New Zealand Journal of Ecology (2019) 43(1): 3363

Early Holocene plant remains from the Cromwell Gorge, Central Otago, New Zealand

Research Article
Matt S. McGlone  
Jamie R. Wood *
  1. Manaaki Whenua Landcare Research, PO Box 69040, Lincoln 7640, New Zealand
*  Corresponding author

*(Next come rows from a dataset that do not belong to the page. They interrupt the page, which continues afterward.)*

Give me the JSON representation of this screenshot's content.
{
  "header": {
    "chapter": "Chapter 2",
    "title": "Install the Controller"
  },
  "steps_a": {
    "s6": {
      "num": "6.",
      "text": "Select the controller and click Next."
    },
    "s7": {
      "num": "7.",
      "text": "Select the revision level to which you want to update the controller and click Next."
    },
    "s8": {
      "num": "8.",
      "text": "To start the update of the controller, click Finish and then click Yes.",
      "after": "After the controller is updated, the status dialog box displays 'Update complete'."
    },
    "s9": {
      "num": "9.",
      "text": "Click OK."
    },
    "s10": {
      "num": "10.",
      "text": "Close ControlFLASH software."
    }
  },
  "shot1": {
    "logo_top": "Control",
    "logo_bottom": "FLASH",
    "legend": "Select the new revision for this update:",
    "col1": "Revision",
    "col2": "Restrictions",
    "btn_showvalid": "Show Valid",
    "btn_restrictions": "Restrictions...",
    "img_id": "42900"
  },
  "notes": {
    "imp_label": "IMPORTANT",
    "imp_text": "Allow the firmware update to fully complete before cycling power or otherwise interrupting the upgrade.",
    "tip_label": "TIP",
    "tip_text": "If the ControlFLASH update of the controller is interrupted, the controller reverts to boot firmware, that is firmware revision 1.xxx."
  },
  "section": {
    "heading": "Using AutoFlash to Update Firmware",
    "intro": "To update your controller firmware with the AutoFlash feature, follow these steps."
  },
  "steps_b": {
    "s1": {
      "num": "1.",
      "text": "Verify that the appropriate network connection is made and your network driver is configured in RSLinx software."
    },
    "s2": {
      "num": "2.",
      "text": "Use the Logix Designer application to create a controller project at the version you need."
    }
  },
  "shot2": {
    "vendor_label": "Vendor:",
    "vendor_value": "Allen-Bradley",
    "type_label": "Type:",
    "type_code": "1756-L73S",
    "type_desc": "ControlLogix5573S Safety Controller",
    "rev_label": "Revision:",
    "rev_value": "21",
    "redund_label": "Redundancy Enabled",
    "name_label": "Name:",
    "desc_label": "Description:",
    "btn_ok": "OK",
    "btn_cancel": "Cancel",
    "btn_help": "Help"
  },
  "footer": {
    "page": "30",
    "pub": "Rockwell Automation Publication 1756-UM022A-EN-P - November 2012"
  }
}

Central Otago is one of the driest parts of New Zealand, and much of the natural vegetation of the region was lost to fires following human settlement in the 13th Century AD. Plant macrofossil and pollen records have provided detailed insights into the vegetation communities that existed in Central Otago’s lowlands at the time of human settlement, but relatively little is known about the regional vegetation patterns prior to ~3000 years ago. Here, we present analyses of pollen and plant macrofossil assemblages from a buried cave deposit in the Cromwell Gorge which dates to the early Holocene (~11 700–8300 years ago), a time when the climate was significantly warmer than during the late Holocene. The results show that at this time the local vegetation community consisted of low open scrubland or woodland, very similar to that found there during the late Holocene. Rare tall forest tree pollen was probably derived from distant sources in Southland or coastal Otago, where forest was spreading at this time. The absence of evidence for tree species that were regionally dominant during the late Holocene (Phyllocladus alpinus, Kunzea serotina and Podocarpus hallii), and the abundance of low-growing shrubs, indicates that during the early Holocene the interior valleys of Central Otago may have experienced a climate substantially drier than present.